___ PROVIDED ENTRIES

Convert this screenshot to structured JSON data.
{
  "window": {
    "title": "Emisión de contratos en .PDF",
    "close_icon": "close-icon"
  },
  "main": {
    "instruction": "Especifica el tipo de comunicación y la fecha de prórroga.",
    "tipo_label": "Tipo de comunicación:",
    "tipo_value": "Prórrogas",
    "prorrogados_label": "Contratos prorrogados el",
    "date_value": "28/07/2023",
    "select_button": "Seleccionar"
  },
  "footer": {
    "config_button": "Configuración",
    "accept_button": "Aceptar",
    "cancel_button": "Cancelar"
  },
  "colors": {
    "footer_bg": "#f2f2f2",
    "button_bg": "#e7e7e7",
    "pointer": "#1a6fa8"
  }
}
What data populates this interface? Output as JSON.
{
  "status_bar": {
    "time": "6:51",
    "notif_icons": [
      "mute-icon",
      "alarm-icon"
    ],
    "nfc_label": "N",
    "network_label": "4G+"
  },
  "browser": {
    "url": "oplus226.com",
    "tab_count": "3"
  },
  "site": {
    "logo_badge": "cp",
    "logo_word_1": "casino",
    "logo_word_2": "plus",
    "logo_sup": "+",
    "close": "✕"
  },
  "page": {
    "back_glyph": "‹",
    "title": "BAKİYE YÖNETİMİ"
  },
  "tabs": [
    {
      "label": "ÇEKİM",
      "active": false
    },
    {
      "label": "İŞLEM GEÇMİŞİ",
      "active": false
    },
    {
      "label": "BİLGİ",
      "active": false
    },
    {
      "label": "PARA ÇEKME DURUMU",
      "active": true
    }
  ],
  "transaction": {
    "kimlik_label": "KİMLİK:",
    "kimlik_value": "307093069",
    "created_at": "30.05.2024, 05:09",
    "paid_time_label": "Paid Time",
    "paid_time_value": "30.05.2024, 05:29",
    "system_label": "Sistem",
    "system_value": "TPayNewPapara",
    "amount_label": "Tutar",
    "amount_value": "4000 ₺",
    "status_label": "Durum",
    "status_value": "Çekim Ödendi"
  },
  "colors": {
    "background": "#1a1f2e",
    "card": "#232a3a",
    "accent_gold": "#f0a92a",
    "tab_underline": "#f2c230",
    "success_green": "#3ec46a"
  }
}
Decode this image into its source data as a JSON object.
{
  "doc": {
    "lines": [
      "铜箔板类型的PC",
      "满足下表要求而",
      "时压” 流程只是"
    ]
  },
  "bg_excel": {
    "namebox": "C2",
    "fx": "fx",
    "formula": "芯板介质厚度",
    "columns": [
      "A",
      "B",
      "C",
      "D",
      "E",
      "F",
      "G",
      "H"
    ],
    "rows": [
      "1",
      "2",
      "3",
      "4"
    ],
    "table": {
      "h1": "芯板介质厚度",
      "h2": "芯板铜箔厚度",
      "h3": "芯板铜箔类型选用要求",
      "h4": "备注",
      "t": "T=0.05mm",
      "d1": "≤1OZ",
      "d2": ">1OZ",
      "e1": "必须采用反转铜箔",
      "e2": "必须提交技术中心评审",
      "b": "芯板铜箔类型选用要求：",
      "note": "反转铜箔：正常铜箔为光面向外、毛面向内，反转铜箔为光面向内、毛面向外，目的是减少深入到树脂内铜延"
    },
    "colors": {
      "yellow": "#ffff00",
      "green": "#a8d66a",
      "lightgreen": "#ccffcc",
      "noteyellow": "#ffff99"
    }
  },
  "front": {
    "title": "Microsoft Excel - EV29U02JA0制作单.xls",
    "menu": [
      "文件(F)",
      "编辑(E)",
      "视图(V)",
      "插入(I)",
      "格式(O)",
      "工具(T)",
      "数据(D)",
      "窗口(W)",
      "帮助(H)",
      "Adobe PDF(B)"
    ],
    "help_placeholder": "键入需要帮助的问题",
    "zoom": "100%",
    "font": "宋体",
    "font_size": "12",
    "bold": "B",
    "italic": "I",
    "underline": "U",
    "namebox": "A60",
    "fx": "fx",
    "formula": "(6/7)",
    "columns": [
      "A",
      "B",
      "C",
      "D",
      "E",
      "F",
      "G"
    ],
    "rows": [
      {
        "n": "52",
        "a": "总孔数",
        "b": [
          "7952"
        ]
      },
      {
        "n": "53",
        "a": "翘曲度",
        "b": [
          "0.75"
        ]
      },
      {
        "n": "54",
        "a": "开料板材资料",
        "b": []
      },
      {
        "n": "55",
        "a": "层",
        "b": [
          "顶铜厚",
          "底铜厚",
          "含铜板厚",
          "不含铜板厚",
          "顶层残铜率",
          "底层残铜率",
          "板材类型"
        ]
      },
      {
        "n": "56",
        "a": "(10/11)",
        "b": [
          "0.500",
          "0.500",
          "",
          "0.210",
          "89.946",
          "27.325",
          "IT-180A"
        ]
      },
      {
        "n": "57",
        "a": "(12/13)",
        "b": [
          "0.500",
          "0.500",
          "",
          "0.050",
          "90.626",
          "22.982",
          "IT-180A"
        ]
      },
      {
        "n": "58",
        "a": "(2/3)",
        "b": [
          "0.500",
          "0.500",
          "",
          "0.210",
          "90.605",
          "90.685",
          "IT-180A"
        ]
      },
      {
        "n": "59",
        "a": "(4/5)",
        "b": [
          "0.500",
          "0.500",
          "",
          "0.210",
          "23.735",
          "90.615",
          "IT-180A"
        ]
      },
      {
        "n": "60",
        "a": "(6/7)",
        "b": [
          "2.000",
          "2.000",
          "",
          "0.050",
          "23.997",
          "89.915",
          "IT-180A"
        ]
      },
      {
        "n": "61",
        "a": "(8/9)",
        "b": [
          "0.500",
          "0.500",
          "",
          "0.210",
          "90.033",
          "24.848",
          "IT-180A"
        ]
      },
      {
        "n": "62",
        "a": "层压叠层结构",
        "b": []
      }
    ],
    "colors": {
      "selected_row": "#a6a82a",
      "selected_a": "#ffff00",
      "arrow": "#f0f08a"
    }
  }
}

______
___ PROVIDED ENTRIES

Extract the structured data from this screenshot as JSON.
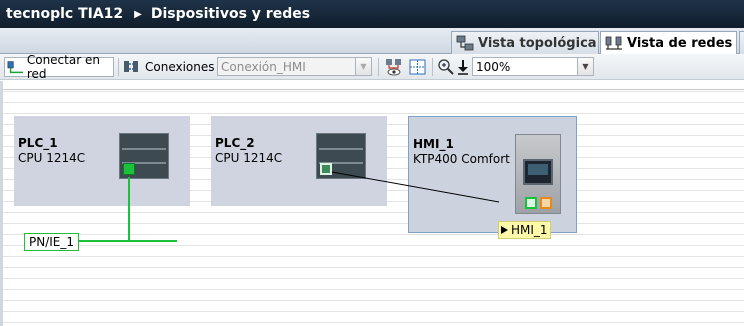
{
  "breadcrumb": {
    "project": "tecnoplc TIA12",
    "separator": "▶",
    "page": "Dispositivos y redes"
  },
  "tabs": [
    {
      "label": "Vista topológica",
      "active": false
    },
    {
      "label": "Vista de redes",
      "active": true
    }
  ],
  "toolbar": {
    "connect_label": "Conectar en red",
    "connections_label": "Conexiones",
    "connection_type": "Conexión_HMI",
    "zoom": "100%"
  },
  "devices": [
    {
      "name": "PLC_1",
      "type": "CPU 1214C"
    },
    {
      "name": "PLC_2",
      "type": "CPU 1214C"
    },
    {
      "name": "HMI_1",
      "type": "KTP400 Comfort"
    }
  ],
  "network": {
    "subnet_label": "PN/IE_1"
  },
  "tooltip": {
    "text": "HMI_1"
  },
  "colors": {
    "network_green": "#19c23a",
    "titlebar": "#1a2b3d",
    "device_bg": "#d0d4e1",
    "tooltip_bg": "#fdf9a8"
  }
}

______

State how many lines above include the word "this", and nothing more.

4